The Order of the Solar Temple (Ordre du Temple Solaire or OTS in French) was, and still is, a secret society based upon the ideals of the Knights Templar. The little known esoteric sect was founded by Joseph Di Mambro (pictured above with his daughter) and Luc Jouret. Similarly to UFO religious Millenarian group Heaven’s Gate, the followers of Joseph Di Mambro were brainwashed to believe he was a member of the 14th Century Christian Order of the Knights Templar in a previous life and that his daughter, Emanuelle, was The Cosmic Child, and they would be led a planet which orbits the star Sirius after their deaths.
In October 1994, the sect shocked Switzerland and gained worldwide notoriety when 23 bodies were discovered in the Swiss canton of Fribourg. Another 25 bodies were found in Valais. Only 5 days earlier, 3 people had been killed in Canada – a Swiss couple and their infant son Emmanuel Dutoit, who had been repeatedly stabbed with a wooden stake, because he was believed to be the Antichrist.
The cult was started by the two men in 1984 in Geneva, Switzerland. Di Mambro was born in 1924, the eldest of three children, the son of a construction worker from northern Italy. He was raised as a Catholic and received his education in a private Catholic school where he was described as an average student. He took violin courses and went to mass every Sunday until the age of 20. In the 1950s, Joseph Di Mambro began practicing occultism. He became a member of The Ancient and Mystical Order Rosæ Crucis. A little later he established Golden Way Foundation, the purpose of which, in addition to making money, was also to forge links between people keen on occultism. Within the foundation, he met Luc Jouret.
Luc Jouret studied to become a doctor but disappointed quickly in modern medicine and left the industry. He travelled the world, studying his spirituality and practising alternative medicine such as homoeopathy.
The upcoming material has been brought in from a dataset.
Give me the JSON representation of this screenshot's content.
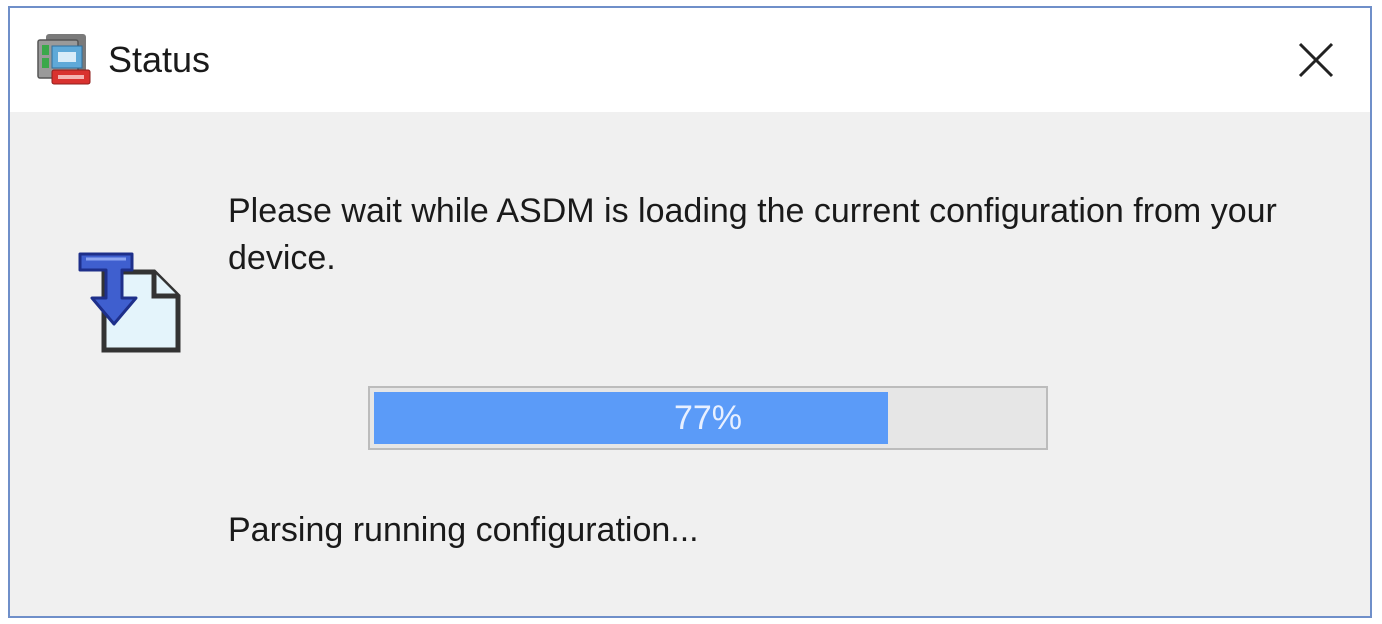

Eventually, his journey led him to Golden Way Foundation, where he met Di Mambro and Michel Tabachnik — a famous Swiss conductor and composer who later testified against the members of the cult for killing children.
Apparently, Michel Tabachni used Google’s New “Right To Be Forgotten” (who is complying with the European Union’s new) to remove his relationships with the cult. By using Google and searching for Tabachnik, this page won’t show up. You decide what to make of it.
[[“european-takedown-notice.jpg” “Michel Tabachnik’s Google European Takedown Notice”]]
Just like in any other cult, money, sex and power played a key role. The central authority was the Synarchy of the Temple. The members were secret, headquartered in Zürich, Switzerland. There were lodges in Canada, Australia, Switzerland, Martinique and other countries. The activities were a mixture of early Christianity and various Freemason rituals. Several affluent Europeans were secret members of the group. The lodges had altars, rituals and costumes.
Jouret saw himself as Jesus Christ himself. He became obsessed with sex and was having intercourse with one of the female members before each ritual to give him strength for the upcoming ceremony. The members handed over their money and adhered to strict rules.
Upon realizing the hypocrisy, cult member Tony Dutoit spoke out and left. Soon, he and his wife were stabbed to death in Canada. Their little son Emmanuel, who was named by Di Mambro as the Anti-Christ, was wrapped in a black plastic bag with a wooden stake placed through his chest.
The leadership felt that they were being persecuted by governments. They claimed to anticipate the coming end of the world due to an environmental disaster and decided that some of the members should leave the earth prematurely.
In Fribourg and Valais, the cult members either took their own lives or were ritualistically murdered. Some were shot in the head or asphyxiated, some had been drugged. Many wore black ceremonial robes, had plastic bags placed over their heads, bodies positioned in a star formation with feet pointing to the center. Many of the bodies were set on fire.
The two founders Luc Jouret and Jo Di Mambro, were among the dead.
In March 1997 in Quebec, Canada, five more people took their lives. Three children managed to escape at the last moment and were the only survivors of the tragedy. The total number of deaths attributed to the cult was 74, including several children.